Data records:
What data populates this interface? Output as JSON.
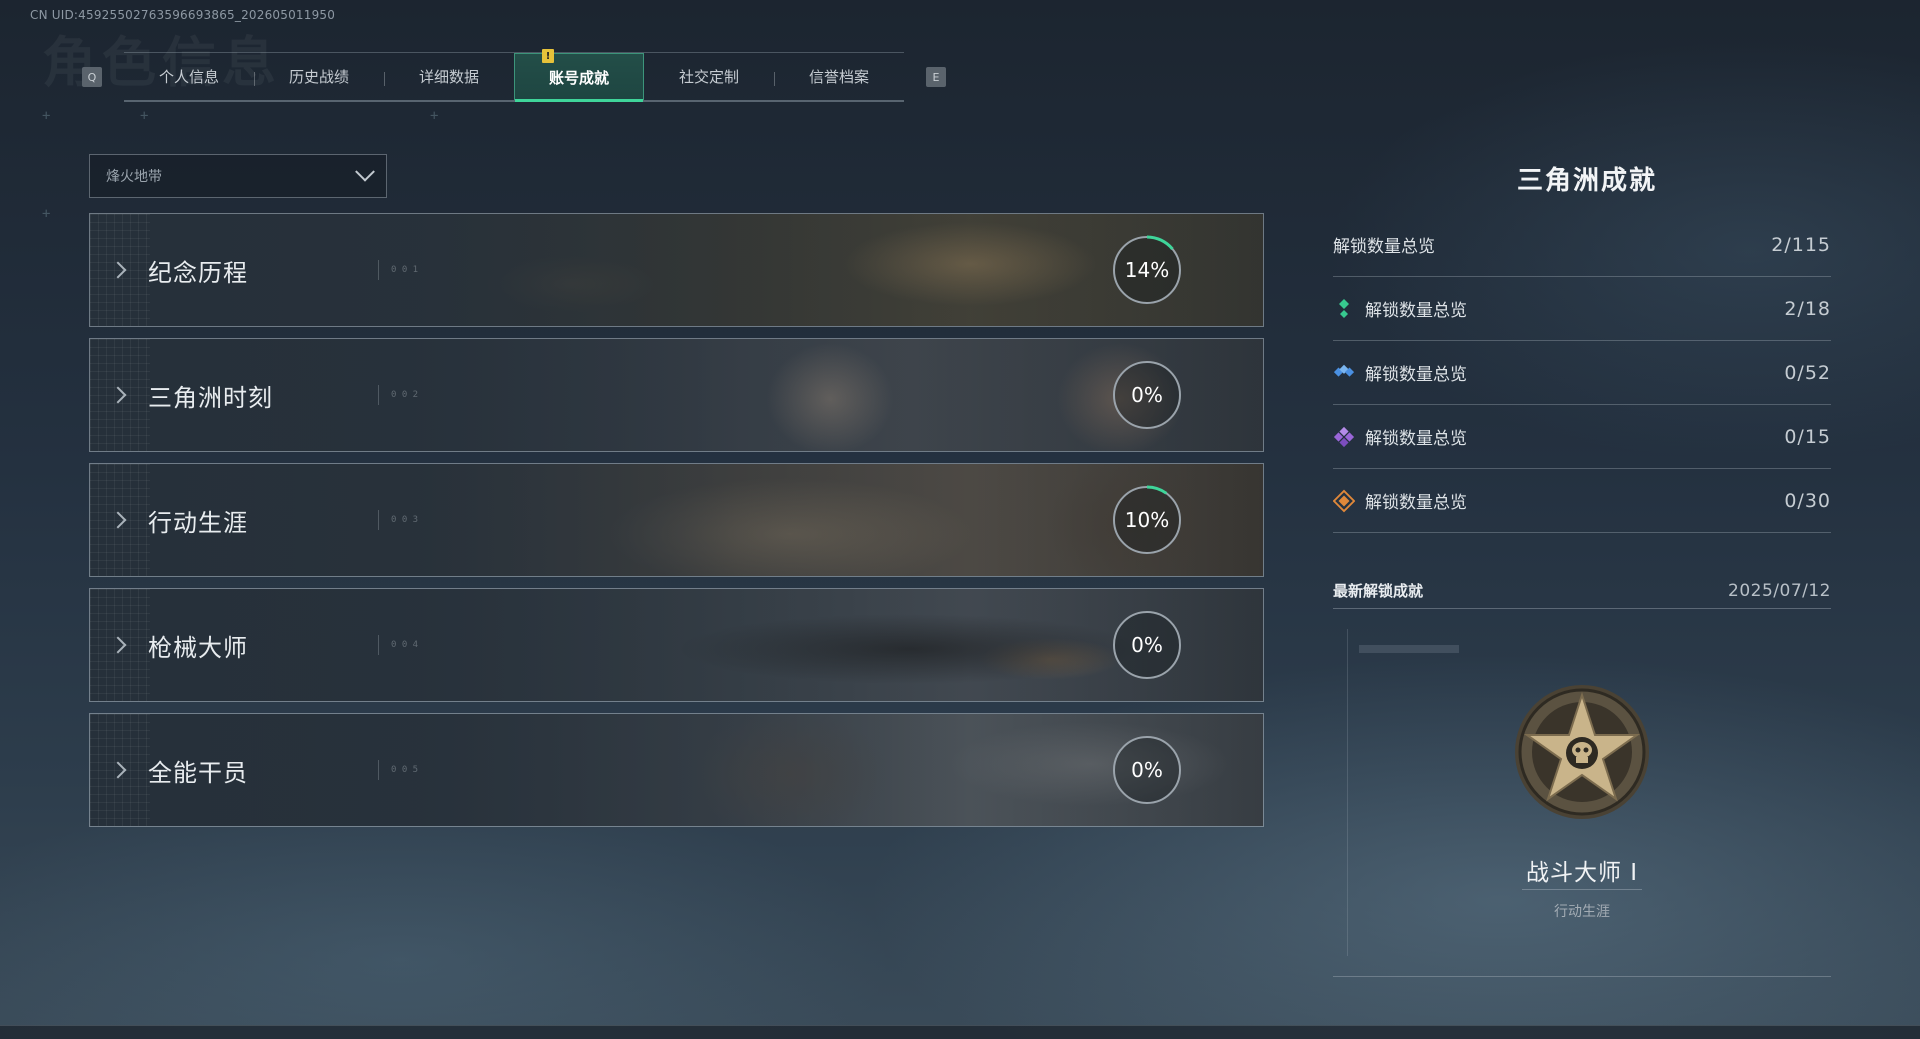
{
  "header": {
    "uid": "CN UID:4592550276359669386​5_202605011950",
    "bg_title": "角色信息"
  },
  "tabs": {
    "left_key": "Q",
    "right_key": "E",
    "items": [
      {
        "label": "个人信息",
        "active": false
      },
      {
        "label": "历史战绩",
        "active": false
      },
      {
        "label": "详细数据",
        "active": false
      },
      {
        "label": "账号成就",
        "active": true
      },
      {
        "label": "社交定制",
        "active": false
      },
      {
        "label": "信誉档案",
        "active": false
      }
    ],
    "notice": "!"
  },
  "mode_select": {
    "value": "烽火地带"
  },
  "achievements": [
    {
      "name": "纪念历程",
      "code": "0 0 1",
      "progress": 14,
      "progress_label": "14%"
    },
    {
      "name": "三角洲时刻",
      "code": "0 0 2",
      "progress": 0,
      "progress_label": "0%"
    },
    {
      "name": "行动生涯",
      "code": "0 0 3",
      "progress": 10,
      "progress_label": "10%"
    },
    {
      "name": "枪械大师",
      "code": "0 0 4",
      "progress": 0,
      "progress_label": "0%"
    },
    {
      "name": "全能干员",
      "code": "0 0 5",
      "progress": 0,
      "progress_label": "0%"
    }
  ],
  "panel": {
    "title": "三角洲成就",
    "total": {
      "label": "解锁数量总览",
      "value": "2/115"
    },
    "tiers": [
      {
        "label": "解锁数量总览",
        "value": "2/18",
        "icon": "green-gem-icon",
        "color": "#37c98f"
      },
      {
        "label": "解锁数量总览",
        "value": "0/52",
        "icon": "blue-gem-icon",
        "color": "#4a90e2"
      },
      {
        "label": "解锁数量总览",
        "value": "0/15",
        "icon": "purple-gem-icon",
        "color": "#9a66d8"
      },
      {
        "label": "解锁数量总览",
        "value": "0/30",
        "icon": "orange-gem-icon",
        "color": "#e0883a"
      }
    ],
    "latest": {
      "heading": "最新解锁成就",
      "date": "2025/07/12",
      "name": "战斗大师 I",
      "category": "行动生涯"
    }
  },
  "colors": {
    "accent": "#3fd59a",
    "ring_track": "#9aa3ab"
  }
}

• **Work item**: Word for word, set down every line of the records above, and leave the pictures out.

• **Answer space**:
What data populates this interface? Output as JSON.
{
  "header": {
    "uid": "CN UID:4592550276359669386​5_202605011950",
    "bg_title": "角色信息"
  },
  "tabs": {
    "left_key": "Q",
    "right_key": "E",
    "items": [
      {
        "label": "个人信息",
        "active": false
      },
      {
        "label": "历史战绩",
        "active": false
      },
      {
        "label": "详细数据",
        "active": false
      },
      {
        "label": "账号成就",
        "active": true
      },
      {
        "label": "社交定制",
        "active": false
      },
      {
        "label": "信誉档案",
        "active": false
      }
    ],
    "notice": "!"
  },
  "mode_select": {
    "value": "烽火地带"
  },
  "achievements": [
    {
      "name": "纪念历程",
      "code": "0 0 1",
      "progress": 14,
      "progress_label": "14%"
    },
    {
      "name": "三角洲时刻",
      "code": "0 0 2",
      "progress": 0,
      "progress_label": "0%"
    },
    {
      "name": "行动生涯",
      "code": "0 0 3",
      "progress": 10,
      "progress_label": "10%"
    },
    {
      "name": "枪械大师",
      "code": "0 0 4",
      "progress": 0,
      "progress_label": "0%"
    },
    {
      "name": "全能干员",
      "code": "0 0 5",
      "progress": 0,
      "progress_label": "0%"
    }
  ],
  "panel": {
    "title": "三角洲成就",
    "total": {
      "label": "解锁数量总览",
      "value": "2/115"
    },
    "tiers": [
      {
        "label": "解锁数量总览",
        "value": "2/18",
        "icon": "green-gem-icon",
        "color": "#37c98f"
      },
      {
        "label": "解锁数量总览",
        "value": "0/52",
        "icon": "blue-gem-icon",
        "color": "#4a90e2"
      },
      {
        "label": "解锁数量总览",
        "value": "0/15",
        "icon": "purple-gem-icon",
        "color": "#9a66d8"
      },
      {
        "label": "解锁数量总览",
        "value": "0/30",
        "icon": "orange-gem-icon",
        "color": "#e0883a"
      }
    ],
    "latest": {
      "heading": "最新解锁成就",
      "date": "2025/07/12",
      "name": "战斗大师 I",
      "category": "行动生涯"
    }
  },
  "colors": {
    "accent": "#3fd59a",
    "ring_track": "#9aa3ab"
  }
}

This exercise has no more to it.